■ Activity ■
What lines in the entries hold the string "screenshot"? List them.
______
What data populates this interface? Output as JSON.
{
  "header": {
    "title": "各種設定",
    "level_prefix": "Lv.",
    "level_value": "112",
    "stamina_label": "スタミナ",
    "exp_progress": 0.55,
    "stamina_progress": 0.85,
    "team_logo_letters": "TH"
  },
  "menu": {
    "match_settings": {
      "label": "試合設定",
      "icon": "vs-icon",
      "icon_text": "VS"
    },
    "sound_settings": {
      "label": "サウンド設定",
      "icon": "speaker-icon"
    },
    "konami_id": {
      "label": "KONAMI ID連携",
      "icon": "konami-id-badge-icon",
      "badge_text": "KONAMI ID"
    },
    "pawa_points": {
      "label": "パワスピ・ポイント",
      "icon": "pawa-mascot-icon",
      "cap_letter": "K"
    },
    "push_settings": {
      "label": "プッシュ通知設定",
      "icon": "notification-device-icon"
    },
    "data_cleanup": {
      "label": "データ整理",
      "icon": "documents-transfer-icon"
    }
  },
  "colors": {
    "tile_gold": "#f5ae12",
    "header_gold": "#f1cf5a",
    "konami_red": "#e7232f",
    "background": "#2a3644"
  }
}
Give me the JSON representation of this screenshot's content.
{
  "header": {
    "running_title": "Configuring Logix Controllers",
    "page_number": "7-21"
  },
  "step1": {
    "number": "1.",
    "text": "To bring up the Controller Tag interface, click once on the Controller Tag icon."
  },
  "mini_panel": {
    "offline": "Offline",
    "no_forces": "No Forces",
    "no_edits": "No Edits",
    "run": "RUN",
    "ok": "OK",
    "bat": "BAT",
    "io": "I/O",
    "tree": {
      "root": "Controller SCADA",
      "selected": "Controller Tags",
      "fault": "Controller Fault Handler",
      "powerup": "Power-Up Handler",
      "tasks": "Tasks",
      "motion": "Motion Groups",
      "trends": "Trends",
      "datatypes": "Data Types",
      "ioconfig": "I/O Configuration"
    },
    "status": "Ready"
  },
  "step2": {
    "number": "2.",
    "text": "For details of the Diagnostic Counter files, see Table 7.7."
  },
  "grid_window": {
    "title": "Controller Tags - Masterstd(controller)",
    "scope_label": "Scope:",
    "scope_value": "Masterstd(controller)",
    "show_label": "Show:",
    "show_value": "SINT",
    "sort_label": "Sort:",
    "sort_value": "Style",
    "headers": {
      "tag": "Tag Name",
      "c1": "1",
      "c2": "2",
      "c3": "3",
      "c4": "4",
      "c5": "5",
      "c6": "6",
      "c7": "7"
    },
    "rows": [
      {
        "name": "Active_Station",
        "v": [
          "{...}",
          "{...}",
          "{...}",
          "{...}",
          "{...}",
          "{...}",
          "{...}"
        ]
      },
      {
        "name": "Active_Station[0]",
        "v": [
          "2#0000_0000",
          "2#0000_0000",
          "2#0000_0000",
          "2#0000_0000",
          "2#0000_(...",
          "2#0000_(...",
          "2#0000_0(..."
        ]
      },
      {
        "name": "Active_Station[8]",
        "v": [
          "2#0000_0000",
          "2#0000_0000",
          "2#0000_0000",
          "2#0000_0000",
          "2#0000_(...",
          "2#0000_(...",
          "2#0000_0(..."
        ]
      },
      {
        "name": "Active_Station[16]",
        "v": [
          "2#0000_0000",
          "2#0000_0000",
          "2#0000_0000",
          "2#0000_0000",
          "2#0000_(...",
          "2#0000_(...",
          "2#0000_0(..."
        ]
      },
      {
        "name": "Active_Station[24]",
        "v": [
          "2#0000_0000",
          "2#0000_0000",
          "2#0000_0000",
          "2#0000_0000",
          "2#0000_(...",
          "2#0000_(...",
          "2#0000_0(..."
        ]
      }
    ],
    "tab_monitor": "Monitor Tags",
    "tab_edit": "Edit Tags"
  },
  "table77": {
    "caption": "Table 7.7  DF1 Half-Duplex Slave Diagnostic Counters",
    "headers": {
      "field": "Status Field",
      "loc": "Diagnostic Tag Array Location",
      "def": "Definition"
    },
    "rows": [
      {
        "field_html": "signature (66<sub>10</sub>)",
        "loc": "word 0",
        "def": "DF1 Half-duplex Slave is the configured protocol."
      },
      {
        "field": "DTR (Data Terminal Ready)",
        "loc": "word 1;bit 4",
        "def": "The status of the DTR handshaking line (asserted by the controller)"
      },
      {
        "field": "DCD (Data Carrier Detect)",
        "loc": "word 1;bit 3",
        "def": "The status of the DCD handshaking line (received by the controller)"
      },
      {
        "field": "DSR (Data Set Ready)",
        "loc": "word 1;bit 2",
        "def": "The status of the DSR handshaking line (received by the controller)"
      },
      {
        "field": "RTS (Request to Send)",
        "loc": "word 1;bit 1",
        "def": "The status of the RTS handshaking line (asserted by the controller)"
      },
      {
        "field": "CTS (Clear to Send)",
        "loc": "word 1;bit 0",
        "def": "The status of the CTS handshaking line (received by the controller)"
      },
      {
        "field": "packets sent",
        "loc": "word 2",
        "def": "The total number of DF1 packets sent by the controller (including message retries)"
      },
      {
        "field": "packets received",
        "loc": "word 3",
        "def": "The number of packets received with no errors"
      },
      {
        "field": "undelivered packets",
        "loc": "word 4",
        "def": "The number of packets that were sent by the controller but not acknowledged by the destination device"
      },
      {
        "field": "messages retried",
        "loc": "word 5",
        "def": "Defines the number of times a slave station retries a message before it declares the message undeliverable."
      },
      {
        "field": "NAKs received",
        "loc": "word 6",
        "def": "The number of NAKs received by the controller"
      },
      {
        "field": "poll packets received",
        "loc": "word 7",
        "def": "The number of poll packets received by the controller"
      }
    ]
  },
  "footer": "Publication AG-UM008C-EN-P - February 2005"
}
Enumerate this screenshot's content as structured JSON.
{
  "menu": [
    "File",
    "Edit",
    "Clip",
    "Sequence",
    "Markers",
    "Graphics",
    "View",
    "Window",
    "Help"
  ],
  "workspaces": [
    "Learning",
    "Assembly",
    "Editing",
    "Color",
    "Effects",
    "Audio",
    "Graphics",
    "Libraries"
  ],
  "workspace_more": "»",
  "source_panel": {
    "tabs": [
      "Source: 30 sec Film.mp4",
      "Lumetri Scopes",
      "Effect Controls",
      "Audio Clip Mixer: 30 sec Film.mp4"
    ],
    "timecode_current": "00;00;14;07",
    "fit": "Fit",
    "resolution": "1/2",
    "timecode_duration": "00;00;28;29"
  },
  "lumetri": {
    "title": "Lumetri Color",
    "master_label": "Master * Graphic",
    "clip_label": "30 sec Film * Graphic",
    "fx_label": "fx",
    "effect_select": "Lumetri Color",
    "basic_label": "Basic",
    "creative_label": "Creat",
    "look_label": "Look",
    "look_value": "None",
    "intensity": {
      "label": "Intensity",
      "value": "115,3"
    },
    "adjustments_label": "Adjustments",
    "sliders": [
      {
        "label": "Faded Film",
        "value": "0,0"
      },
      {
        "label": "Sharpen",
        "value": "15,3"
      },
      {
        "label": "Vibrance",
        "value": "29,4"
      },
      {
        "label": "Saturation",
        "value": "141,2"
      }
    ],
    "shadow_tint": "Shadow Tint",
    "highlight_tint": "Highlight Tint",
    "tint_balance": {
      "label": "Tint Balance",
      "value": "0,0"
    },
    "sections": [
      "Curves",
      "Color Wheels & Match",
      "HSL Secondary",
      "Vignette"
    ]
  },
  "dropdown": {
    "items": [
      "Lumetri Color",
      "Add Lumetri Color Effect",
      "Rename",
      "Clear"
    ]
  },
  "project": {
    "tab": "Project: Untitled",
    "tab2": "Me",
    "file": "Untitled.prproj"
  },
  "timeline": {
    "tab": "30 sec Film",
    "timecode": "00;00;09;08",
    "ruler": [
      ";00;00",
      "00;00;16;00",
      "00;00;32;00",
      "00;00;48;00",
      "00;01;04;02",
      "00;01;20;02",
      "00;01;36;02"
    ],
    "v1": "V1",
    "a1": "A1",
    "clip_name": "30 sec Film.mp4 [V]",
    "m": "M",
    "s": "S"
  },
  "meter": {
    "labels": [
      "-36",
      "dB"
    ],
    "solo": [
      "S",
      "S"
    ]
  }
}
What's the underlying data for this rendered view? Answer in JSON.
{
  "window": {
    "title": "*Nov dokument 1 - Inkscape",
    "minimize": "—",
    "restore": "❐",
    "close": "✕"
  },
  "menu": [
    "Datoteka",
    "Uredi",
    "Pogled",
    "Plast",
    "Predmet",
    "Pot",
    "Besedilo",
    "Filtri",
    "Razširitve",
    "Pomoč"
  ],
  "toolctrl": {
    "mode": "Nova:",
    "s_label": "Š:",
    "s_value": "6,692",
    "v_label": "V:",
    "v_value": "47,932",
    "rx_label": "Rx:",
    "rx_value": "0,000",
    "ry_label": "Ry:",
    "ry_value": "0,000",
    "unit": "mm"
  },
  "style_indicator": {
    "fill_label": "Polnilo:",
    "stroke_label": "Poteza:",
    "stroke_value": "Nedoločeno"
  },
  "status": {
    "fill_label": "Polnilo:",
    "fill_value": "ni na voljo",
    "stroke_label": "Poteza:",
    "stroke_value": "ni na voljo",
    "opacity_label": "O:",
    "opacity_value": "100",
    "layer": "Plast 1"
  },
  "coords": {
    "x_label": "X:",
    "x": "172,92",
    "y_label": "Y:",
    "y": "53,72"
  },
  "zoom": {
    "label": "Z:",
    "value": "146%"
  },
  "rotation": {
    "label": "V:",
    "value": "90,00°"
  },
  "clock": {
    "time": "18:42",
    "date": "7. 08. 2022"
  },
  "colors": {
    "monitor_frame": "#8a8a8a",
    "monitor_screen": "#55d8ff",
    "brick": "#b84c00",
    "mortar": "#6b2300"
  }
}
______
■ Expected output ■
Give me the JSON representation of this screenshot's content.
Enumerate this screenshot's content as structured JSON.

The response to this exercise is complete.